Interconnected Amber Beadweaving

Interconnected Amber Beadweaving necklace with sterling silver and Czech Glass from Mary Ellen Beads Albuquerque.
©2016, Mary Ellen Merrigan, Interconnected Amber Beadweaving

The Interconnected Amber Beadweaving is mesmerizing. You can no longer see the base strand, the one that goes from the focal to the clasp. Amber, sterling and Czech glass beads are interwoven. The strands co-exist, with tiny surprise elements blended in. A heart. A flower shape. A faceted crystal, elegant in its precision symmetry and surprising in its random placement.

Close observation confirms there’s symmetry yet not exactness. For instance, there appears to be no numerical order to bead placement. Sometimes a glass bead is inserted to let the strand lay easily. In another curve, there may be more amber. Each side is similar and yet it’s different. The necklace is woven together, its leather backing attached to the center as a final touch.

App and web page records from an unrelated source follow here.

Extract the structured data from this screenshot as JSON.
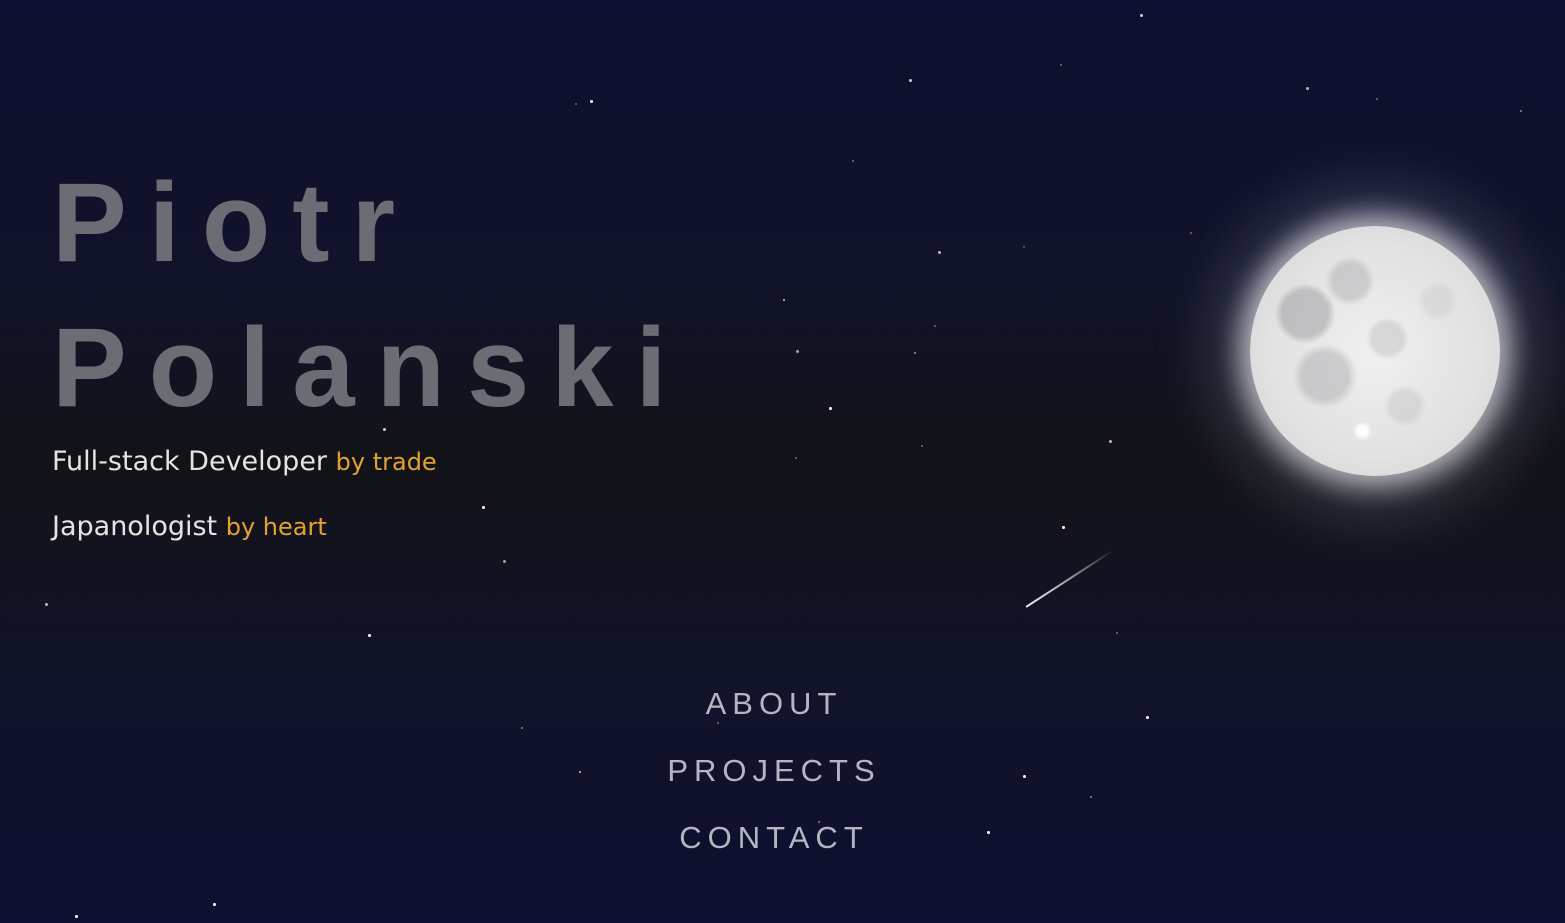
{
  "hero": {
    "first_name": "Piotr",
    "last_name": "Polanski"
  },
  "taglines": [
    {
      "main": "Full-stack Developer",
      "accent": "by trade"
    },
    {
      "main": "Japanologist",
      "accent": "by heart"
    }
  ],
  "nav": {
    "items": [
      {
        "label": "ABOUT"
      },
      {
        "label": "PROJECTS"
      },
      {
        "label": "CONTACT"
      }
    ]
  },
  "colors": {
    "name_text": "#6c6c75",
    "accent": "#e5a130",
    "nav_text": "#b5b5c2",
    "background_top": "#0d1030",
    "background_mid": "#121318"
  }
}
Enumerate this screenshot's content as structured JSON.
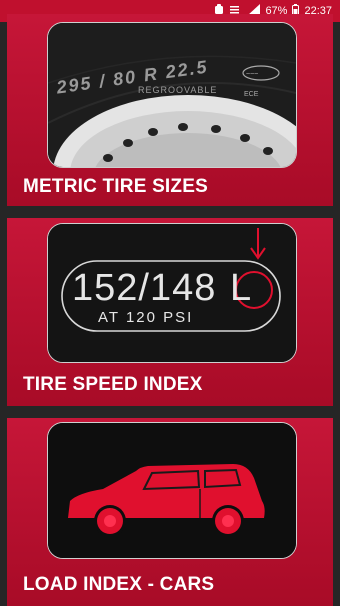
{
  "status_bar": {
    "battery": "67%",
    "time": "22:37"
  },
  "cards": [
    {
      "label": "METRIC TIRE SIZES",
      "tire_text": "295 / 80 R 22.5",
      "tire_sub": "REGROOVABLE"
    },
    {
      "label": "TIRE SPEED INDEX",
      "code": "152/148",
      "speed_letter": "L",
      "sub": "AT 120 PSI"
    },
    {
      "label": "LOAD INDEX - CARS"
    }
  ]
}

Interconnected Amber Beadweaving is a perfect visual for Do-It-Together – DIT.

Beadweaving Symbolizes Do-It-Together

Once in a while an idea comes along that grabs you, resonates so loudly you have to move, and you do something about it. That resonating idea: Do it Together.

Funny. An original Do-It-Yourself gal, I proudly boasted about independence and my ability to get ‘er done. I competed, described myself as driven and practiced winning. No more. Not only is it difficult to deal with the pressures and responsibility of DIY, it’s totally unnecessary.

It’s far more exciting and gratifying to collaborate with others, to share ideas and gain support from a community of like-minded people. Why not work together and work from strengths, rather than weaknesses?

For more than two years, I’ve belonged to such a group, Collaborheartists, who create together regularly. The synergy produced in this group and the relationships built among the five women involved are incredibly strong.

Collaborheartists began with a really awkward meeting around my studio round table. I was the only common denominator and at one point I wondered if I’d make a big mistake. Then, as things happen, someone told a story, all of us laughed and the rest is history.

Since the awkward beginning, life changes have occurred: family illnesses and loss, broken bones and other physical traumas requiring hospitalization, happy vacations and holidays and overall, a general shift in conscious awareness of the importance of our community. Through it all, the five of us have created. We represent five different disciplines: a knitter, a graphic artist, a fabric artist, a sculptor and me, the bead artist. Sometimes we create together. Sometimes we work on individual projects, with one of us taking the lead and sharing what we know with the others.

Collaborheartist group mirrors #Quest2016 community

On a much smaller scale, Collaborheartist mirrors another community,  Tracking Wonder. Jeffrey Davis, who launched and organized Tracking Wonder, used to be a Do-It-Yourself-er. He created an amazing community of people, #Quest2016, from more than 16 countries who are in the process of DIT!

I love how Jeffrey described himself, because his description also resonates with me.

“Yes, I have the artist’s temperament to be introspective and introverted, but I completely flourish when connecting with and collaborating with other people devoted to doing business as unusual, business as art.”

As I muse away, I consider how interconnected we are, how my friend’s encouragement caused me to hear Jeffrey Davis in the first place, how we’re all working on projects that require the participation and support of others, how it’s so much easier to do it together.

DIT is like a giant Interconnected Amber beadweaving. No strand is overly important. Each is beautiful in and of itself. Every strand depends on the others to display and yet stands independently on its own. There’s no particular order apparent in the completed project. Rather, it works.

Where in your life can you add a little DIT?

Scroll to Top